**Task to carry out**
Each line of the data that includes "Jolt" must be copied.
- Opening Delimiter -
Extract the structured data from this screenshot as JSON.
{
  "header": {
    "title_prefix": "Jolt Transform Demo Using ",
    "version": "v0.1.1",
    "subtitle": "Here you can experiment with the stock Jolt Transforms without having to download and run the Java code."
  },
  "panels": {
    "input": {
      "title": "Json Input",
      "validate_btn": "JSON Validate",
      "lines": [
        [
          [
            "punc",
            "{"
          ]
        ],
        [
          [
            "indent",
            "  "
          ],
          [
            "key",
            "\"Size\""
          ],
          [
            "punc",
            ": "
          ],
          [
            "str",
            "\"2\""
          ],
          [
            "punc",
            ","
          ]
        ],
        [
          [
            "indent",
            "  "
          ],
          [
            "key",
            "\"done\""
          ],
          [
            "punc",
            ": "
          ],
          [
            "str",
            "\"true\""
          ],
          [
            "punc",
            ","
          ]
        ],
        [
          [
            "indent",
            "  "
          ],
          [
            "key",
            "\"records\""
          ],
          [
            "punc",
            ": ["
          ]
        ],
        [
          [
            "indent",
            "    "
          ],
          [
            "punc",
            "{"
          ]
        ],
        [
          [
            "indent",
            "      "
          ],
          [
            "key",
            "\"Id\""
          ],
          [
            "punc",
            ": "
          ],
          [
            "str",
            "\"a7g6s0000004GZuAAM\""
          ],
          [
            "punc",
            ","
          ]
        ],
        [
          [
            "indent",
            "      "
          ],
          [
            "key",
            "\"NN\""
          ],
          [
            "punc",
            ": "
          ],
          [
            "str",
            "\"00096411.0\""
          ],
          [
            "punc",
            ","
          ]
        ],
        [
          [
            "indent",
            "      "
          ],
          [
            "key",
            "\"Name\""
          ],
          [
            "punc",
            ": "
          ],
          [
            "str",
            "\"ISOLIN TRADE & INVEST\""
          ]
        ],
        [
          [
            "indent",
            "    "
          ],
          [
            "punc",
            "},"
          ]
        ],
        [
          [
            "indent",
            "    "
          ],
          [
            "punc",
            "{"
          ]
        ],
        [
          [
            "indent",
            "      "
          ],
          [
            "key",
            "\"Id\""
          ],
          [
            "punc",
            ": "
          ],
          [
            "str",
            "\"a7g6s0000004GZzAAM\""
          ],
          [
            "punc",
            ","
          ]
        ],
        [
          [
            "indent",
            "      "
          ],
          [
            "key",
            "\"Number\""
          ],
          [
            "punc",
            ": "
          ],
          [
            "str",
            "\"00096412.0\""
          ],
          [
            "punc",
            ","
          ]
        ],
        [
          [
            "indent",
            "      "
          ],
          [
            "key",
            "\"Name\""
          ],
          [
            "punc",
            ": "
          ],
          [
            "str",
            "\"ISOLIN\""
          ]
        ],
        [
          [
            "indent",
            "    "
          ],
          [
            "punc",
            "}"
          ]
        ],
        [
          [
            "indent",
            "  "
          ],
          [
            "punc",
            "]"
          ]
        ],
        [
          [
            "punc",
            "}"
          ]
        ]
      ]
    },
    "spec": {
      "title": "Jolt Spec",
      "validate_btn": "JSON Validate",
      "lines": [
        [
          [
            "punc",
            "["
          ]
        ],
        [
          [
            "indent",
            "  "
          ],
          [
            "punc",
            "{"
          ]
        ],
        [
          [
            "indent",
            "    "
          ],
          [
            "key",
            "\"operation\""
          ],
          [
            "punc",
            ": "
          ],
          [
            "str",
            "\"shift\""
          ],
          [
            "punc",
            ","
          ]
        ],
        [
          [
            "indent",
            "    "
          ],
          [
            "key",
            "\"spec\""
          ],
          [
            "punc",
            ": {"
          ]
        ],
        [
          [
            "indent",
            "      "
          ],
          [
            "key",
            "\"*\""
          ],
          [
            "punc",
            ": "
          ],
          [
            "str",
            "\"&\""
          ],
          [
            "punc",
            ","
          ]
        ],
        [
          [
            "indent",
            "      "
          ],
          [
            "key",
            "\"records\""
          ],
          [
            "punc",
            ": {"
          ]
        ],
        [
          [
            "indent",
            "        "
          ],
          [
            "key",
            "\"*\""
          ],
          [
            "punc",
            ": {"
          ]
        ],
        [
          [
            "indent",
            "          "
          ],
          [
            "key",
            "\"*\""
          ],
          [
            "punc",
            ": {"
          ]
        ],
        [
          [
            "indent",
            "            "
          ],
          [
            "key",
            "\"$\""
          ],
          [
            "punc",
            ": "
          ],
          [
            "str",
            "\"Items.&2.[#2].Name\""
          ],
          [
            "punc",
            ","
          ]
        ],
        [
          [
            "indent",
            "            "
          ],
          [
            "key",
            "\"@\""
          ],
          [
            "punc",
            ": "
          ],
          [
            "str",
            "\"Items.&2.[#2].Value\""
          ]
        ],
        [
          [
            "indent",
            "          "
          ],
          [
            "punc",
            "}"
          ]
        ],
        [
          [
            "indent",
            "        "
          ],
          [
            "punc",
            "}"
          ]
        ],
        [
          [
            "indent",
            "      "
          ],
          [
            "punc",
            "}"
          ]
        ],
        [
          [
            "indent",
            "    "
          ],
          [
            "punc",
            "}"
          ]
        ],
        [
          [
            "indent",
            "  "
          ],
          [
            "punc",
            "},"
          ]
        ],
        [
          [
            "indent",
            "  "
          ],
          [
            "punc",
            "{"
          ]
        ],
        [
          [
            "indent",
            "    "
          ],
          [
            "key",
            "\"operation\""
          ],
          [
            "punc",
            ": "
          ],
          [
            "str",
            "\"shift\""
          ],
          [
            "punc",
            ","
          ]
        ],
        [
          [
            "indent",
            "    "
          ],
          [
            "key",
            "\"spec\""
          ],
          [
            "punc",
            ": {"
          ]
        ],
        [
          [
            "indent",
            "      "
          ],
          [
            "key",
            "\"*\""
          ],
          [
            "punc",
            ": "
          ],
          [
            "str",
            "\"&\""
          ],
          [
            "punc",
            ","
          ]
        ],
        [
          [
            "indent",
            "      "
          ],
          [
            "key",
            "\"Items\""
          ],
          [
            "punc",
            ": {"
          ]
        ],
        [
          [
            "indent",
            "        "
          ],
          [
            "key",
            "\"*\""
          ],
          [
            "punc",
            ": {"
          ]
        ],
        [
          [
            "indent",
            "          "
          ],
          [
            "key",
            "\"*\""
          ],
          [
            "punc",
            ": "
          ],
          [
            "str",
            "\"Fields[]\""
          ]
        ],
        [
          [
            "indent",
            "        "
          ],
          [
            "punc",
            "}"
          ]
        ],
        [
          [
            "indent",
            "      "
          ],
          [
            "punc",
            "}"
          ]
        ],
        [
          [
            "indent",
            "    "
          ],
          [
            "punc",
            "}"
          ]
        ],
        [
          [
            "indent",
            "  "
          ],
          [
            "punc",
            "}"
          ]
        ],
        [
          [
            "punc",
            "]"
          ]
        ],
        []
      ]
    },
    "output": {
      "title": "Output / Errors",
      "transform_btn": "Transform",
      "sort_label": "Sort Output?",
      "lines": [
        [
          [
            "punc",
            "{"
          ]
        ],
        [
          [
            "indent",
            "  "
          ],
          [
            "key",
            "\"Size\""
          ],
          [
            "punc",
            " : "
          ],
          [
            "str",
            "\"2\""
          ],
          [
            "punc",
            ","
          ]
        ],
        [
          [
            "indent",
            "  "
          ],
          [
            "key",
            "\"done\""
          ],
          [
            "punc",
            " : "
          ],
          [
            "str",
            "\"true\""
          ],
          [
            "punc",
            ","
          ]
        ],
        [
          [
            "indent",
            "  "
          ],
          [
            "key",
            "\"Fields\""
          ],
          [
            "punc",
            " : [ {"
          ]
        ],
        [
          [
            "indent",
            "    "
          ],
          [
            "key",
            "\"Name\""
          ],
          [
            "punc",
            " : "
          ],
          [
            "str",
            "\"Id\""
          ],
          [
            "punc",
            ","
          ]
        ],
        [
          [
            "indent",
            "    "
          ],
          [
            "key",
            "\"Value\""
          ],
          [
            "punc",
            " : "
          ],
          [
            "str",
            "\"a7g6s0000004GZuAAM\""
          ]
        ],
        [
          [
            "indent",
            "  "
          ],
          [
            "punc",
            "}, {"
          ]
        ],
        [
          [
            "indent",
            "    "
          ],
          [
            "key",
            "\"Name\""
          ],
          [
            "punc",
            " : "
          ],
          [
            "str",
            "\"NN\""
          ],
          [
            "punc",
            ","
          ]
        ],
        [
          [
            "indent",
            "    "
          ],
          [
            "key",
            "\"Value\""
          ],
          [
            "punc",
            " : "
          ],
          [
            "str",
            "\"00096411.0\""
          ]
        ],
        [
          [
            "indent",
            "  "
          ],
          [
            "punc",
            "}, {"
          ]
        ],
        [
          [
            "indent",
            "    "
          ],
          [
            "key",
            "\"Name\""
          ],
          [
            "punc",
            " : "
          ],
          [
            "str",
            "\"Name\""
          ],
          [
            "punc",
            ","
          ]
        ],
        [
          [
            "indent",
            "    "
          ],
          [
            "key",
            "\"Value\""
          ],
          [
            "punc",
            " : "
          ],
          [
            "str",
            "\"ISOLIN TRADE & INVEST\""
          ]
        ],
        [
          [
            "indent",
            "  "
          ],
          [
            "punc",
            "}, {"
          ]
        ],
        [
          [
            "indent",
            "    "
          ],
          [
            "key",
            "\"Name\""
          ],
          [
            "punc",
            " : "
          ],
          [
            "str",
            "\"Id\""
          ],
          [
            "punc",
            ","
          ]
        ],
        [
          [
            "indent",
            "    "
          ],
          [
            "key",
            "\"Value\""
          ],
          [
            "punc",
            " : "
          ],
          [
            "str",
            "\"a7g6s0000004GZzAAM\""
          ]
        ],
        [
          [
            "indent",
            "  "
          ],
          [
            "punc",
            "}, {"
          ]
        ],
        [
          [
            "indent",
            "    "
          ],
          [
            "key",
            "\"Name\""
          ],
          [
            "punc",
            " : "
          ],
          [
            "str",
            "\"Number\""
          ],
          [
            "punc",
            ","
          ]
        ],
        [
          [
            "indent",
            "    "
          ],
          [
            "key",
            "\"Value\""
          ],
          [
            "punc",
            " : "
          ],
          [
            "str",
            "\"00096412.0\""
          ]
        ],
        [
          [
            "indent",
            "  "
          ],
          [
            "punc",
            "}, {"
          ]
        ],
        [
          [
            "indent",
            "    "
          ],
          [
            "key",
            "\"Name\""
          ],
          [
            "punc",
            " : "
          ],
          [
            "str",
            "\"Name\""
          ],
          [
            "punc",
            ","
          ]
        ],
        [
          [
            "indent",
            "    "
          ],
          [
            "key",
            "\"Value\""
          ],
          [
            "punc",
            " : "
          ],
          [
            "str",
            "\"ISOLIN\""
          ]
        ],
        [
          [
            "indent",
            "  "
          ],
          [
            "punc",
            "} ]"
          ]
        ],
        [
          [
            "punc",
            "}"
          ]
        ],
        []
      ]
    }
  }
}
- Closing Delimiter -
**Solved problem**
    "title_prefix": "Jolt Transform Demo Using ",
    "subtitle": "Here you can experiment with the stock Jolt Transforms without having to download and run the Java code."
      "title": "Jolt Spec",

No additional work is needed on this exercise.